Tata Steel gives mining a boost
Coal mining in Jharia started when Tata Group founder, the late J N Tata, kicked off operations back in 1910 and the Jharia division came to life. Jharia is the fifteenth largest town in the state of Jharkhand famous for its rich coal resources, used to make coke.
They are amongst the deepest coal mines in the country and the coal in the region is prone to spontaneous heating and methane gas emission which poses challenges to the mining operations. Mining operations results in the whole area to be covered with fine coal dust, causing epidemic respiratory suffering, chronic bronchitis, asthma and lung and skin diseases to those involved in the mining process. Despite the geographic and operational challenges, Tata Steel conducts mining activities in a scientific, environment friendly and sustainable manner to provide clean coal to its steel plant and ensure safety of its workforce.
Tata Steel's commitment to improve the quality of life of the communities engaged in mining operations encourages them to develop and introduce avant-garde technology; this not only ensures employee safety and conservation of natural resources but also improves the level of productivity.
The Jharia group of mines is a part of Raw Materials Division (RM) which consists of five underground mines and two coal beneficiation plants. The mining process in this division involves conventional drilling and blasting of coal. The blasted coal is loaded mechanically and transported to the beneficiation plant on chain and belt conveyors. Coal extraction leads to frequent extension and shifting of conveyor setup which involves large number of manpower. It also leads to the exhaustion of upper seams coal in the mines and the miners are forced to carry out mining operations in the lower seams. The lower seams have inferior quality of coal reserves with wider variation in ash percentage resulting into clean coal yield of poor quality.This method of mining is hazardous and poses a threat to the safety and health of the people employed in the activity.
The strategy at Tata Steel is driven by continuous efforts to stay alert and respond to initiatives that drive change. In order to reduce exposure of manpower without compromising on production and productivity level, Tata Steel adopted the Load Haul Dumper mechanism(LHD). LHD is a specialised loading machine manufactured for the underground mining industry. LHD scoops the blasted coal in its bucket, hauls it to chute, and dumps it in the chute which is then conveyed via chain conveyors on to the belt conveyor for upward transportation to wash plants.
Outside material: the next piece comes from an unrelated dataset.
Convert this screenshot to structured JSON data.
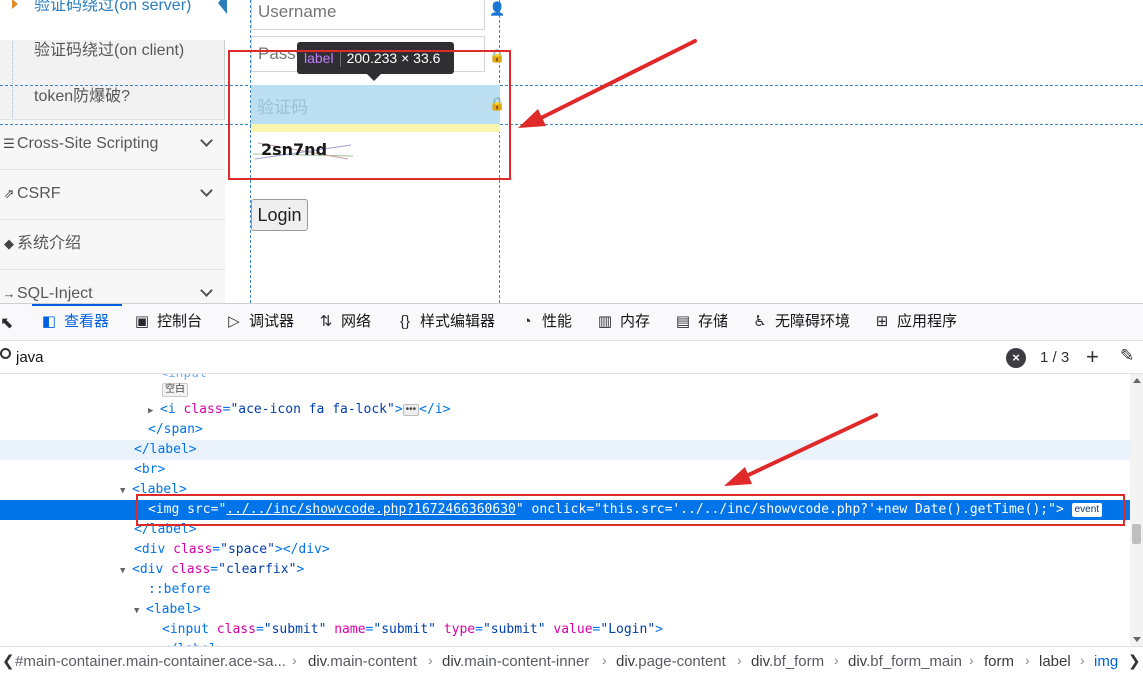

The first LHD was set-up on 10h November 2011, at Jharia, in a timeframe of six- and-a- half months. LHD operations posed various difficulties in different collieries in the initial few months. However, they were solved by in-house techniques and with the help of the original equipment manufacturer (OEM). An Annual Rate Contract was placed with OEM initially to meet the demand for LHD's spare parts.
Most of these problems were due to augmentation of new ventilation arrangements, evacuation circuit, stowing sufficiency, spare part availability and in general, deficiency in operators' skill, since this was a completely new system for the division. The teams at Jharia have been successful in stabilising the machines at Digwadih, Jamadoba and Pits 6 and 7 and have understood the benefits of using LHD.
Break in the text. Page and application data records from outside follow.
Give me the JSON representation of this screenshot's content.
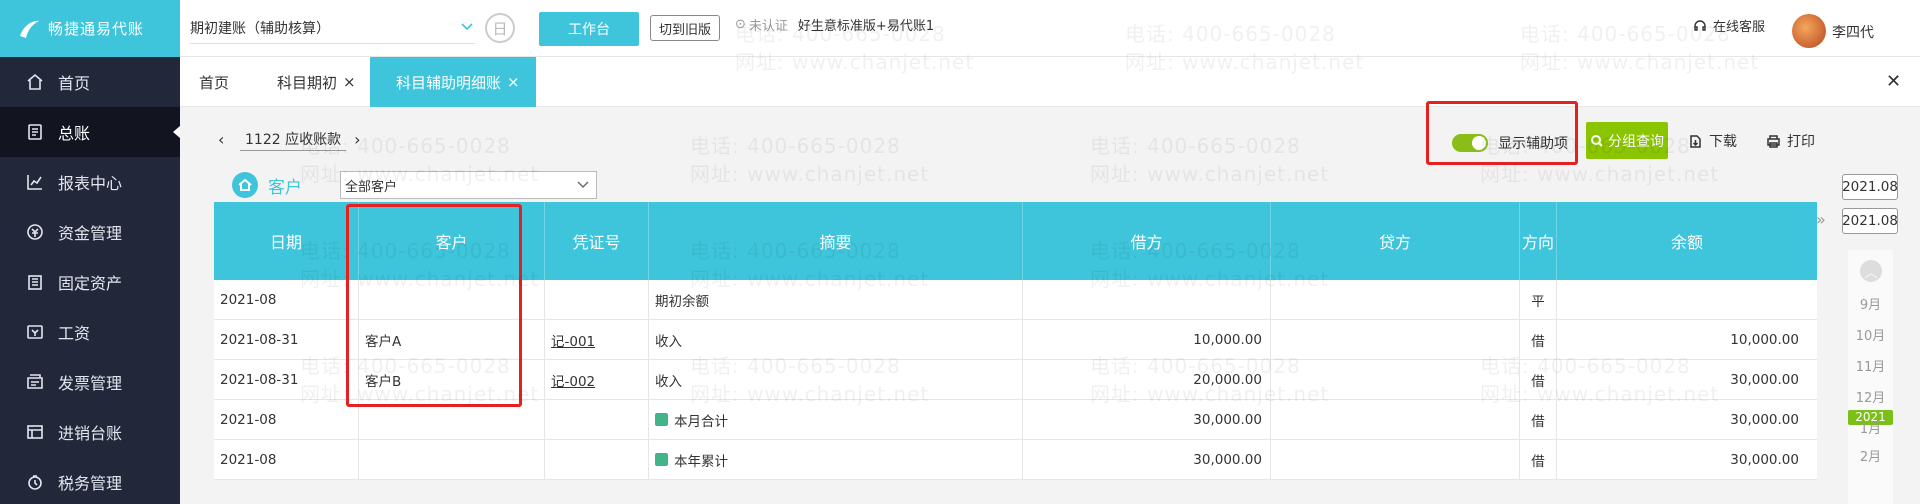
{
  "brand": {
    "name": "畅捷通易代账"
  },
  "sidebar": {
    "items": [
      {
        "label": "首页",
        "icon": "home-icon"
      },
      {
        "label": "总账",
        "icon": "ledger-icon",
        "active": true
      },
      {
        "label": "报表中心",
        "icon": "chart-icon"
      },
      {
        "label": "资金管理",
        "icon": "money-icon"
      },
      {
        "label": "固定资产",
        "icon": "asset-icon"
      },
      {
        "label": "工资",
        "icon": "salary-icon"
      },
      {
        "label": "发票管理",
        "icon": "invoice-icon"
      },
      {
        "label": "进销台账",
        "icon": "inventory-icon"
      },
      {
        "label": "税务管理",
        "icon": "tax-icon"
      }
    ]
  },
  "topbar": {
    "account_select": "期初建账（辅助核算）",
    "calendar_glyph": "日",
    "workbench": "工作台",
    "old_version": "切到旧版",
    "cert_status": "未认证",
    "company": "好生意标准版+易代账1",
    "service": "在线客服",
    "user": "李四代"
  },
  "tabs": [
    {
      "label": "首页",
      "closable": false
    },
    {
      "label": "科目期初",
      "closable": true
    },
    {
      "label": "科目辅助明细账",
      "closable": true,
      "active": true
    }
  ],
  "close_all": "✕",
  "toolbar": {
    "prev": "‹",
    "next": "›",
    "account": "1122  应收账款",
    "filter_label": "客户",
    "customer_select": "全部客户",
    "toggle_label": "显示辅助项",
    "group_query": "分组查询",
    "download": "下载",
    "print": "打印"
  },
  "table": {
    "headers": [
      "日期",
      "客户",
      "凭证号",
      "摘要",
      "借方",
      "贷方",
      "方向",
      "余额"
    ],
    "rows": [
      {
        "date": "2021-08",
        "customer": "",
        "voucher": "",
        "summary": "期初余额",
        "summary_icon": false,
        "debit": "",
        "credit": "",
        "direction": "平",
        "balance": ""
      },
      {
        "date": "2021-08-31",
        "customer": "客户A",
        "voucher": "记-001",
        "summary": "收入",
        "summary_icon": false,
        "debit": "10,000.00",
        "credit": "",
        "direction": "借",
        "balance": "10,000.00"
      },
      {
        "date": "2021-08-31",
        "customer": "客户B",
        "voucher": "记-002",
        "summary": "收入",
        "summary_icon": false,
        "debit": "20,000.00",
        "credit": "",
        "direction": "借",
        "balance": "30,000.00"
      },
      {
        "date": "2021-08",
        "customer": "",
        "voucher": "",
        "summary": "本月合计",
        "summary_icon": true,
        "debit": "30,000.00",
        "credit": "",
        "direction": "借",
        "balance": "30,000.00"
      },
      {
        "date": "2021-08",
        "customer": "",
        "voucher": "",
        "summary": "本年累计",
        "summary_icon": true,
        "debit": "30,000.00",
        "credit": "",
        "direction": "借",
        "balance": "30,000.00"
      }
    ]
  },
  "date_panel": {
    "expand": "»",
    "from": "2021.08",
    "to": "2021.08",
    "up": "︿",
    "months": [
      "9月",
      "10月",
      "11月",
      "12月",
      "1月",
      "2月"
    ],
    "year": "2021"
  },
  "watermark": {
    "phone": "电话: 400-665-0028",
    "site": "网址: www.chanjet.net"
  },
  "colors": {
    "accent": "#3ec5db",
    "sidebar": "#23273a",
    "green": "#8bc400",
    "highlight": "#e52020"
  }
}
The introduction of LHD at Jharia has greatly benefited the miners engaged in day-to-day mining activities. They are benefitted not only in terms of guaranteed protection from health hazards but also resulted in reduction of handling coal by the workers. Many engineering control measures have been adopted to reduce the noise levels of different heavy machinery.
Sheel Bhadra Karjee, a miner at Tata Steel's Digwadih colliery, talks of the impact of technology, like LHD, in mining activities; he mentions that mining in the lower seams would cause severe breathing problems for him and he developed a skin infection due to direct contact with unprocessed inferior quality coal. However, with the arrival of technology like LHD, today, a trained worker operates the machine and they are able to extract more coal as the machine is able to load coal quickly and safely.
Sheel recalls a study conducted at Digwadih mine in Jharia, to evaluate the impact of the Load Haul Dumper mechanism on mine productivity and employee exposure highlighted the following results:
Two side discharge loader machines along with its accessory equipment's were reduced without compromising on the health and safety of the miners; LHD was able to maintain high levels of productivity.
As a miner with basic formal education, Sheel, who has spent the better part of his life in the mines of Jharia, was able to list many advantages of LHD:
- 80 per cent reduction in chain conveyor extension jobs per month.
- Reducing the risk of exposure for employees in underground mines.
- Prevents the probability of having accidents and tragic consequences when extracting coal.
- Improvement in morale of workers by providing a safer working environment.
Although LHD has reduced the exposure of employees in underground mines, the team at Jharia looks to introduce blast-less mining technology where exposure of employees in underground mines is expected to further go down.
Tata Steel's practice of returning to society evokes trust among consumers, employees, shareholders and the community. The values-driven organisation focuses on employee and society's welfare and not just profit maximisation. The core values of integrity, responsibility and excellence at Tata Steel are highlighted by its efforts to improve the working conditions of the workforce in its mines at Jharia.